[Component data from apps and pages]
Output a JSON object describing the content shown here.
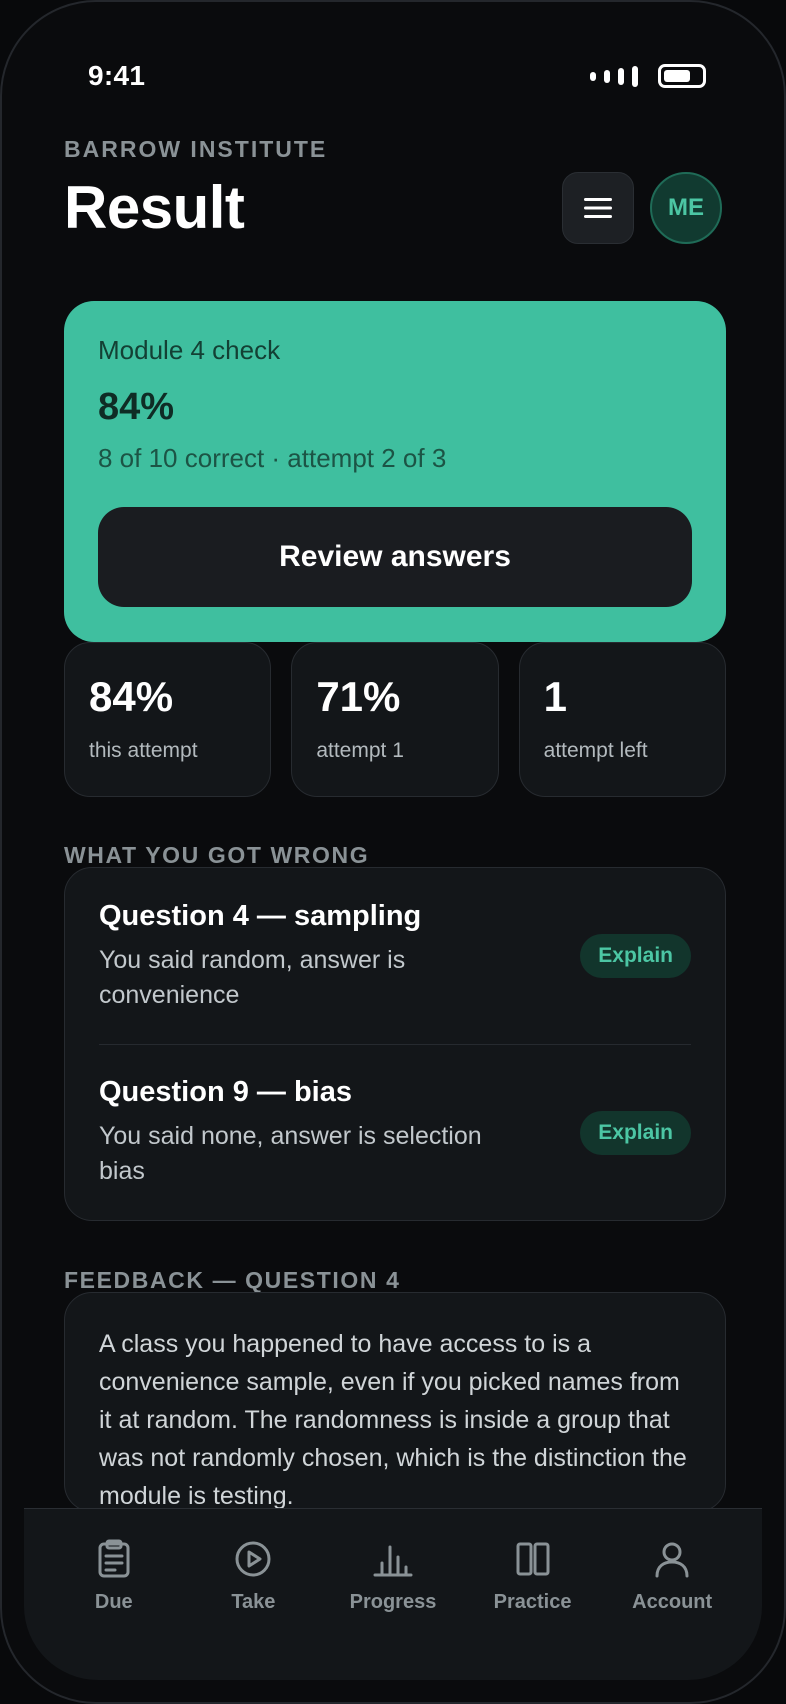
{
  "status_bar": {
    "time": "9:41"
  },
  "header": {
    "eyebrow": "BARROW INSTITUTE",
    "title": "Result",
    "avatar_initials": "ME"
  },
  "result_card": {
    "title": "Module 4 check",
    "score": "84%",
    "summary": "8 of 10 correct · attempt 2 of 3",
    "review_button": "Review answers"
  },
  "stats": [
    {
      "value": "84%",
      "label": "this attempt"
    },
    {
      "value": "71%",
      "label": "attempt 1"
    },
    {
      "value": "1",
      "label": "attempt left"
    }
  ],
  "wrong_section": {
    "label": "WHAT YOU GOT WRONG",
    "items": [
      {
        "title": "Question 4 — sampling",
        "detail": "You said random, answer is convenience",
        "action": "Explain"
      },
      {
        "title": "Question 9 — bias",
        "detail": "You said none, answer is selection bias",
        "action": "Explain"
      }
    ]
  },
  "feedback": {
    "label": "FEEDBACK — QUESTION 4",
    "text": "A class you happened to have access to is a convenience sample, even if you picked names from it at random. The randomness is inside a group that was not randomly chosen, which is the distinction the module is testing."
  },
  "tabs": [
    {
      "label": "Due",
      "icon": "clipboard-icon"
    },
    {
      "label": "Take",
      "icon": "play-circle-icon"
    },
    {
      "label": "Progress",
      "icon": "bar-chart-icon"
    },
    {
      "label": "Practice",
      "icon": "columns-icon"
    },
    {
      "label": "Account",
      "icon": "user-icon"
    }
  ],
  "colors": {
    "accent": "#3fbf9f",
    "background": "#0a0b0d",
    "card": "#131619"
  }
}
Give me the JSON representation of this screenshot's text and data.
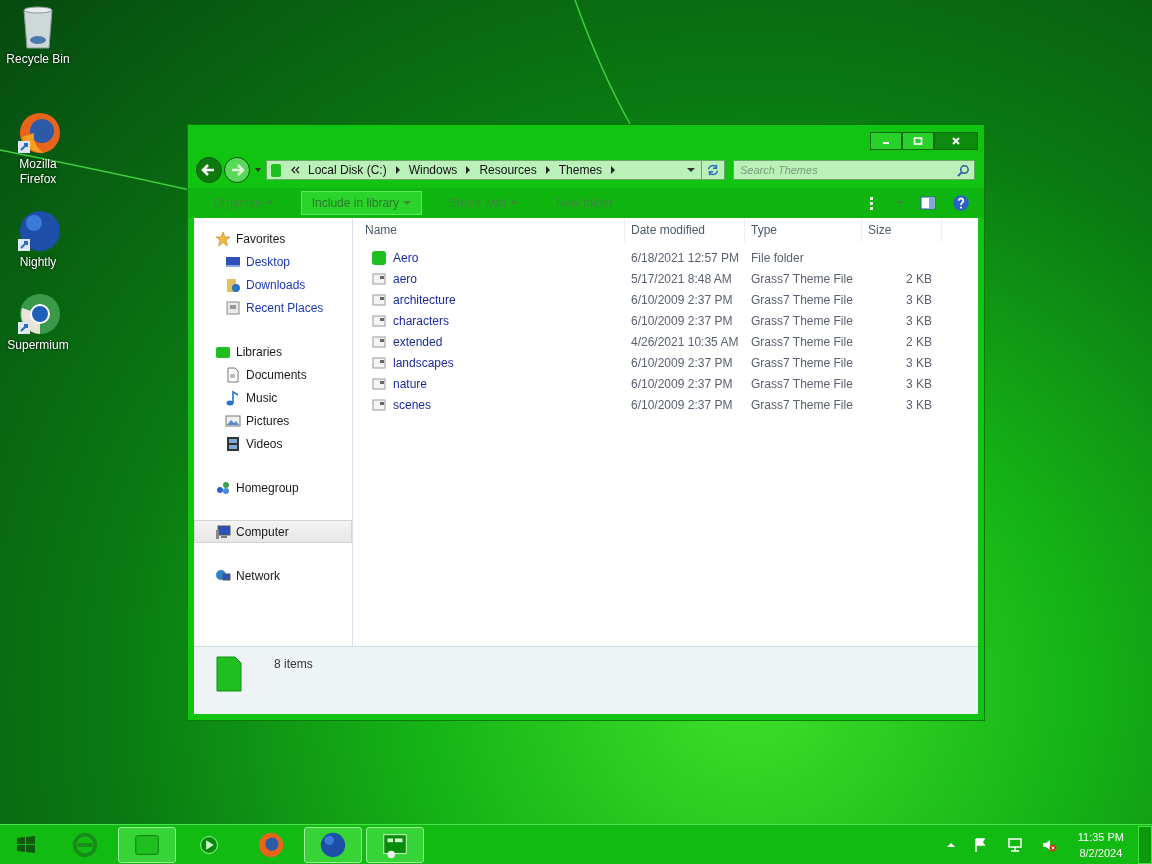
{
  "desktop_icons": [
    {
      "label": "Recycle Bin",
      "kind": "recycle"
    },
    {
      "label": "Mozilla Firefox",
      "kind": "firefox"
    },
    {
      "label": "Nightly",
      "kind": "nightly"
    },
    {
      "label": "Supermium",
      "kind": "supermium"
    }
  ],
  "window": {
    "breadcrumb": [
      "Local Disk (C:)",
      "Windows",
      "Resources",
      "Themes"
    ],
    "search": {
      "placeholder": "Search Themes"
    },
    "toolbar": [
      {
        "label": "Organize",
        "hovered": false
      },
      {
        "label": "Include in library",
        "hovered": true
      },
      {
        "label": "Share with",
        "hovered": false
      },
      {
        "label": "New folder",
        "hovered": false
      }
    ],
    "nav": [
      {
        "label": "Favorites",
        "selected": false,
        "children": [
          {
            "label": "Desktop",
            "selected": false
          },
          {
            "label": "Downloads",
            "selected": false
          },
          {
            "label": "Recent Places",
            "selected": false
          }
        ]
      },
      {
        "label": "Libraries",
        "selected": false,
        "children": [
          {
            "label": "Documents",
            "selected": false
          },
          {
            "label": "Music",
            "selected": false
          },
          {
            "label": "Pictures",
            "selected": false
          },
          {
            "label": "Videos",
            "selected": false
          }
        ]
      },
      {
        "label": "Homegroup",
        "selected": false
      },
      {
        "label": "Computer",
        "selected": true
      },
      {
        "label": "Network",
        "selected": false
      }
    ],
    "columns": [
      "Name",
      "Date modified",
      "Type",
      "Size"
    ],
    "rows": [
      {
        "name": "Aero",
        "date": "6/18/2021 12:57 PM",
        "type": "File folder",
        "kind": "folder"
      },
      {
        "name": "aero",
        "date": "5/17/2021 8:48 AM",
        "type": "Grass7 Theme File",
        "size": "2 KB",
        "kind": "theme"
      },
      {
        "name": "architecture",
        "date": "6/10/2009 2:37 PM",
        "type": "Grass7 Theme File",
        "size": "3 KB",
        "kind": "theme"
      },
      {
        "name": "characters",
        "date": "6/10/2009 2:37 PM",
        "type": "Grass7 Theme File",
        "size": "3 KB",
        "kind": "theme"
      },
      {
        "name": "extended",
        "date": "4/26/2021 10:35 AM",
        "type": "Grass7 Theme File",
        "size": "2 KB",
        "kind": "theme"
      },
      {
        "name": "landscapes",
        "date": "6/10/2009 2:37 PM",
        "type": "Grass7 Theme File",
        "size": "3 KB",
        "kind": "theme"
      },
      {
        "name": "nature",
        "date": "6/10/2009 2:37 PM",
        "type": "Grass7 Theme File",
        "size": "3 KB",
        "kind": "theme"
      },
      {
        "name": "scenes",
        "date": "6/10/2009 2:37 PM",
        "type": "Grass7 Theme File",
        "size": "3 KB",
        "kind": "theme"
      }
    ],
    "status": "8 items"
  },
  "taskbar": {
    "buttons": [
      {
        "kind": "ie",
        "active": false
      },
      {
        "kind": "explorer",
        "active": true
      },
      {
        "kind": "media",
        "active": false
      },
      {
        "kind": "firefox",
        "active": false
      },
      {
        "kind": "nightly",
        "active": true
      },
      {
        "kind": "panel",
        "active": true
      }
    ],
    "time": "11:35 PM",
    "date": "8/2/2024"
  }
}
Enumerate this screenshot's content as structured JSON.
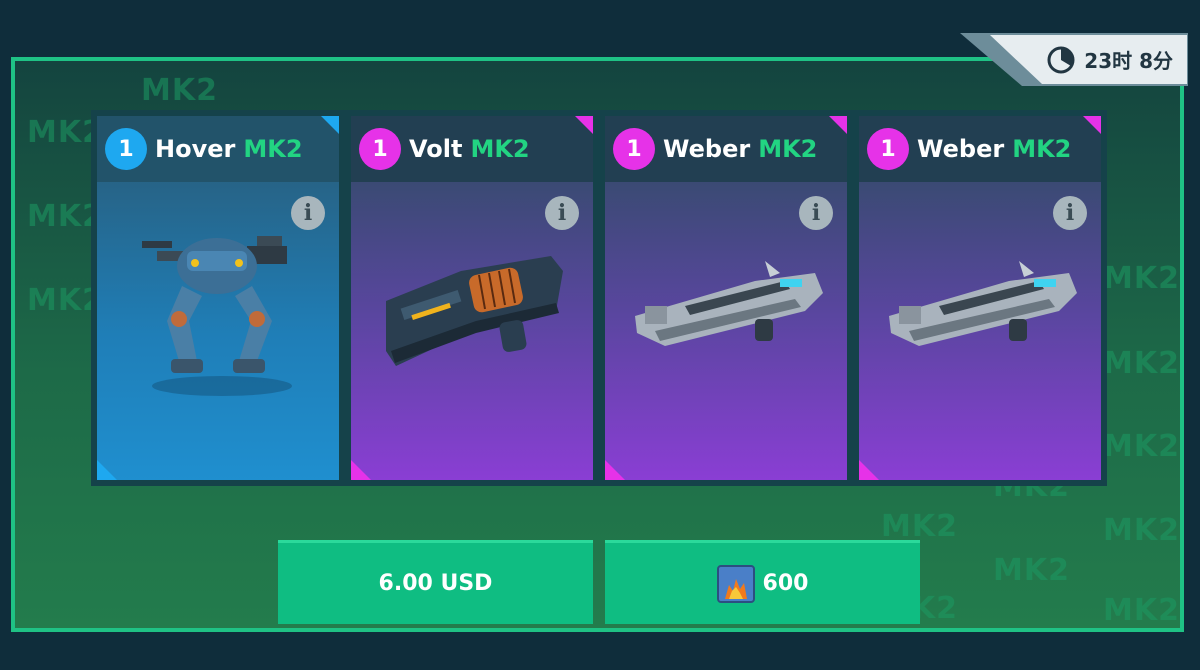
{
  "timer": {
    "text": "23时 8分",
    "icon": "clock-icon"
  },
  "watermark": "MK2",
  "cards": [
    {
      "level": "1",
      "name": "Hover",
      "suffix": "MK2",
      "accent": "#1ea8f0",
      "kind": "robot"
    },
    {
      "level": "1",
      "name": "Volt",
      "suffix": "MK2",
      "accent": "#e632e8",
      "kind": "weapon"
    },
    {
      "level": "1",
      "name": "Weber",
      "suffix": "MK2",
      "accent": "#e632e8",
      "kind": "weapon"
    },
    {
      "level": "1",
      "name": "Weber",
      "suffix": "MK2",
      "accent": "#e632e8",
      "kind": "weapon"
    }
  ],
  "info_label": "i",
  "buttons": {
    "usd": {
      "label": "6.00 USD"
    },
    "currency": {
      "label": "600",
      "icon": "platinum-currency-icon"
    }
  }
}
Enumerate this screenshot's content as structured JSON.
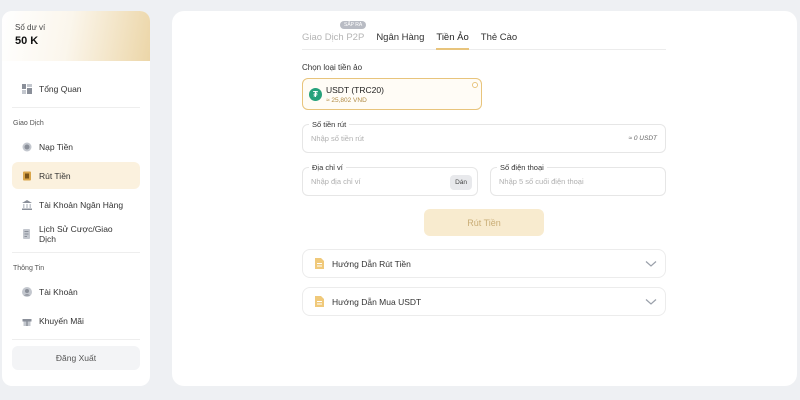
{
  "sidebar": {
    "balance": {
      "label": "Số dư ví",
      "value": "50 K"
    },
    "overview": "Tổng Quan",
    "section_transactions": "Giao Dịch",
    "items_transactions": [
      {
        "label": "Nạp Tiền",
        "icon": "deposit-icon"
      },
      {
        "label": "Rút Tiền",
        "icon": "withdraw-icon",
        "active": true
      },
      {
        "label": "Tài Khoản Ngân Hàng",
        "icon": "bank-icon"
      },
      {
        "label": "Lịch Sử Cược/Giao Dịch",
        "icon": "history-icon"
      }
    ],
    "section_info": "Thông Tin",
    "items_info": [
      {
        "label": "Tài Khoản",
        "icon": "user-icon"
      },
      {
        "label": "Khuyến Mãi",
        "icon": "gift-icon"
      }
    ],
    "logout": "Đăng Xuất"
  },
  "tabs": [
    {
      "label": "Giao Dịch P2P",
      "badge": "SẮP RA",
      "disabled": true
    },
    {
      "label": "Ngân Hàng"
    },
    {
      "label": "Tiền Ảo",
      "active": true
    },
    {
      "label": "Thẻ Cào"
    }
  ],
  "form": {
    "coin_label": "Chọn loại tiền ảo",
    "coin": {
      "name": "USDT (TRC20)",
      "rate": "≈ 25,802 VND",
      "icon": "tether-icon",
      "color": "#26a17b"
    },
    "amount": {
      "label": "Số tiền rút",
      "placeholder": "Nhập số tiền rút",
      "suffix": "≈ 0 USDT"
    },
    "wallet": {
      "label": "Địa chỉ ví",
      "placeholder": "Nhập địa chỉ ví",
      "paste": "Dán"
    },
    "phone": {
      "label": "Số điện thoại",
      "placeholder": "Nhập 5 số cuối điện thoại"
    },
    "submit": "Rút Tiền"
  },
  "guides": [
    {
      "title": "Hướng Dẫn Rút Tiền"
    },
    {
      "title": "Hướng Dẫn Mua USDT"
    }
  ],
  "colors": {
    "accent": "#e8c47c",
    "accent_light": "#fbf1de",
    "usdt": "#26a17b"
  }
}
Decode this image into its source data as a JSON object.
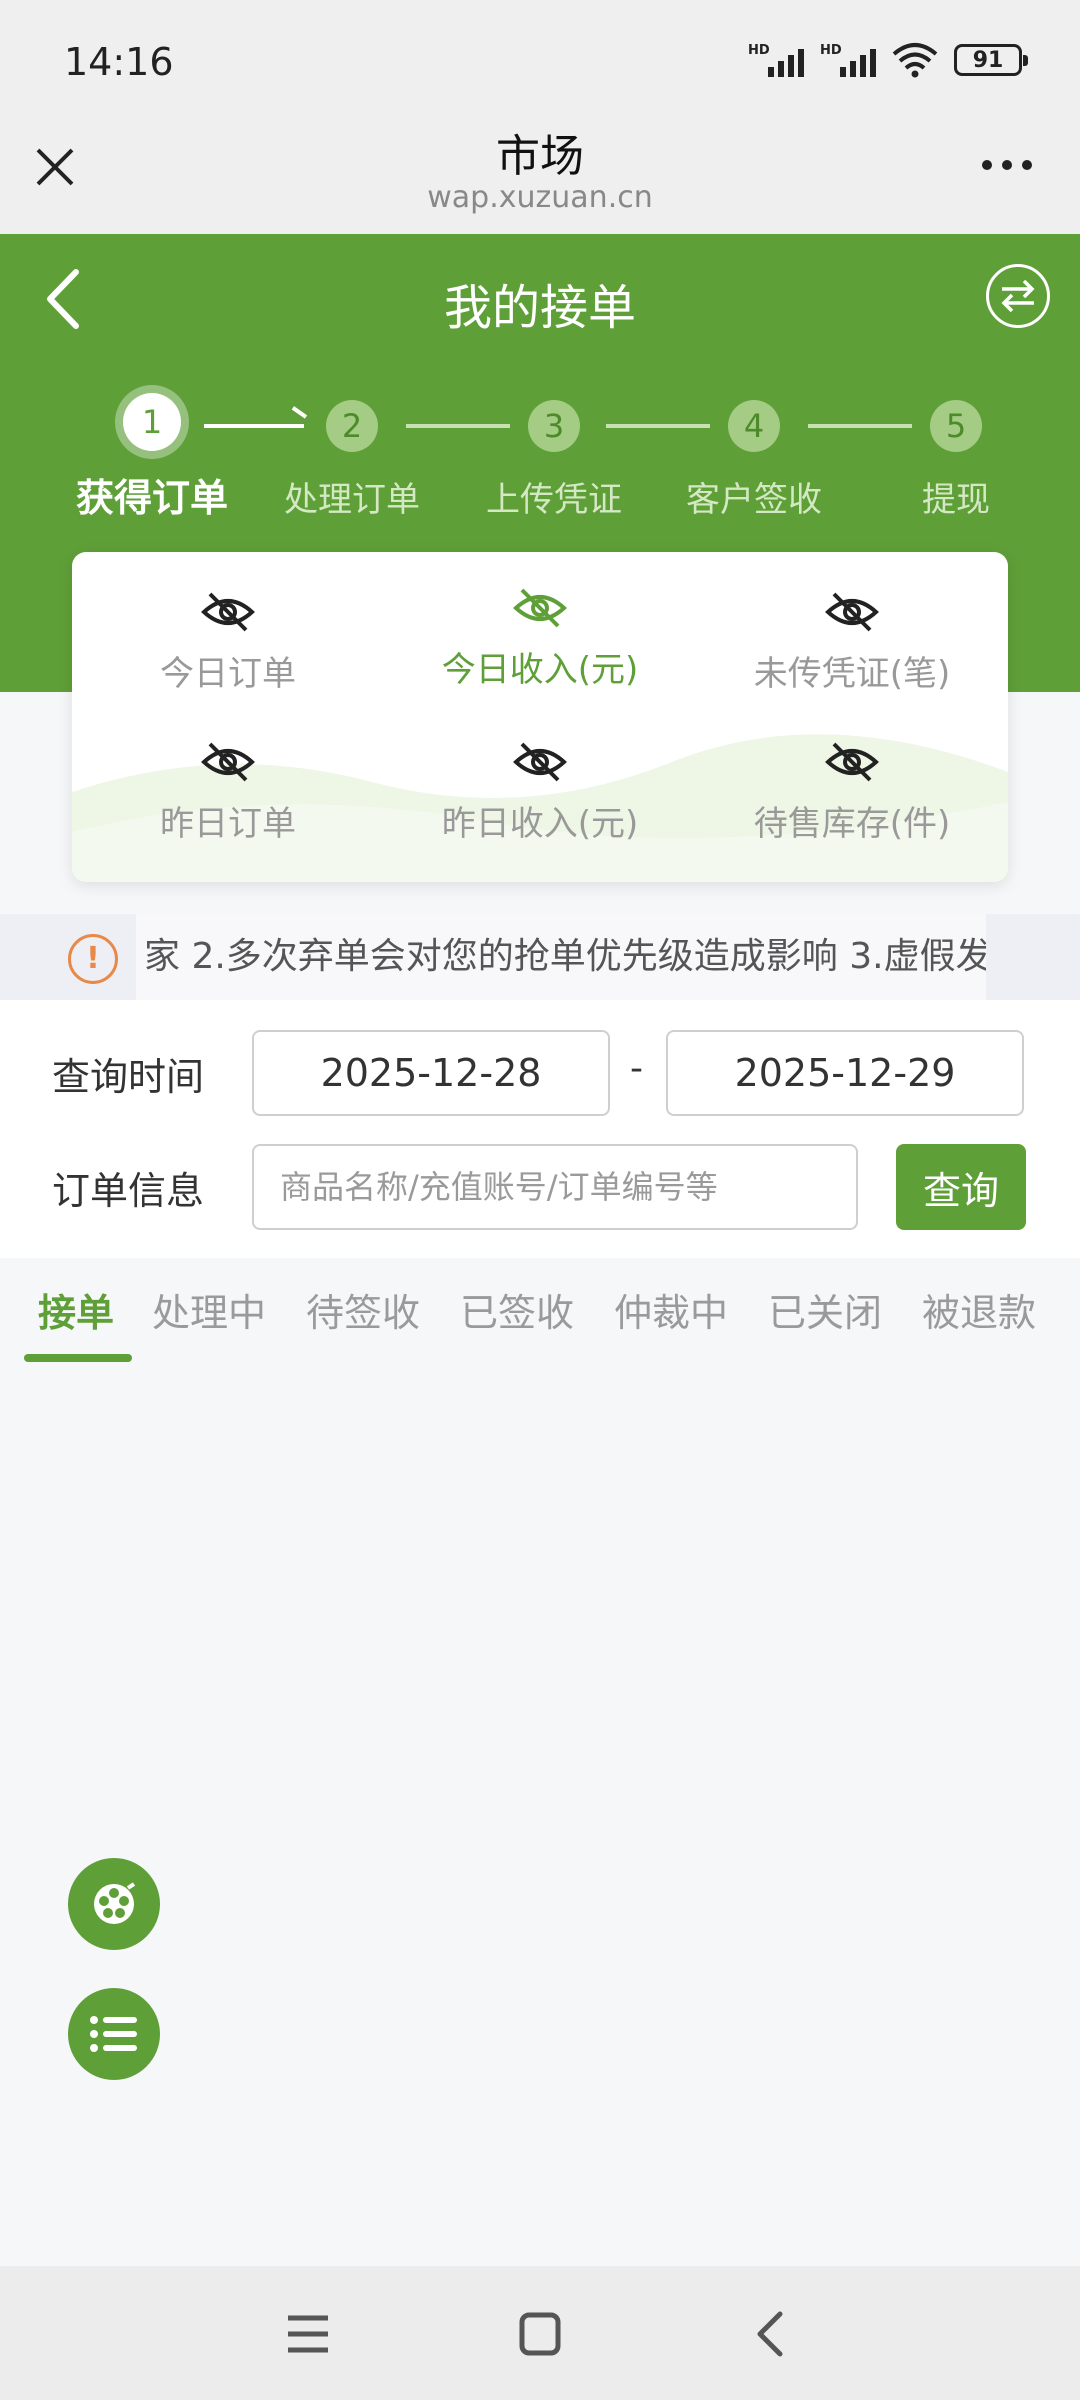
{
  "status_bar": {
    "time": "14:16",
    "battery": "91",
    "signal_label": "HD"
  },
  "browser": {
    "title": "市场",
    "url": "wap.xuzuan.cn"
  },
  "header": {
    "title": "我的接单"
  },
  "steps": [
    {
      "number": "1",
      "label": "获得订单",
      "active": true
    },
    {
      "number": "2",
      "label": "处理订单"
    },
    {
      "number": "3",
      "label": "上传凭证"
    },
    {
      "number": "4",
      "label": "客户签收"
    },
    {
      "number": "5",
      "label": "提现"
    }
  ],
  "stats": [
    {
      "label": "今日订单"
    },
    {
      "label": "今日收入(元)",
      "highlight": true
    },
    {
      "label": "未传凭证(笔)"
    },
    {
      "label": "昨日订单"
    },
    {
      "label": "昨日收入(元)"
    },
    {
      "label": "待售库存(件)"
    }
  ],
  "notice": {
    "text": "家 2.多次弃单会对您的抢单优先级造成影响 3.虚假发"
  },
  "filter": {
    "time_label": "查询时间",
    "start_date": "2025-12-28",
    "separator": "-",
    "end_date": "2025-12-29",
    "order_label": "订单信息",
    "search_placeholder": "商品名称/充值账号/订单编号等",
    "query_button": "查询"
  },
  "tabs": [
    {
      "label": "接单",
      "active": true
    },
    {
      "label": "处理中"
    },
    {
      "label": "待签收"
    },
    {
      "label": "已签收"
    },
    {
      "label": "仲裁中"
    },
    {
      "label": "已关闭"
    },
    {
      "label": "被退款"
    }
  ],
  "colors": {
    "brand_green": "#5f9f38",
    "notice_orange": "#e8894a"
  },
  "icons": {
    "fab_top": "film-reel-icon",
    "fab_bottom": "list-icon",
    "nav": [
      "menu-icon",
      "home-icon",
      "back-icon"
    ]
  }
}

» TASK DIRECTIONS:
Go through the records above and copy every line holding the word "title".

» WORKED SOLUTION:
    "title": "Result",
    "title": "Module 4 check",
        "title": "Question 4 — sampling",
        "title": "Question 9 — bias",
      "title": "Hướng Dẫn Rút Tiền"
      "title": "Hướng Dẫn Mua USDT"
    "title": "市场",
    "title": "我的接单"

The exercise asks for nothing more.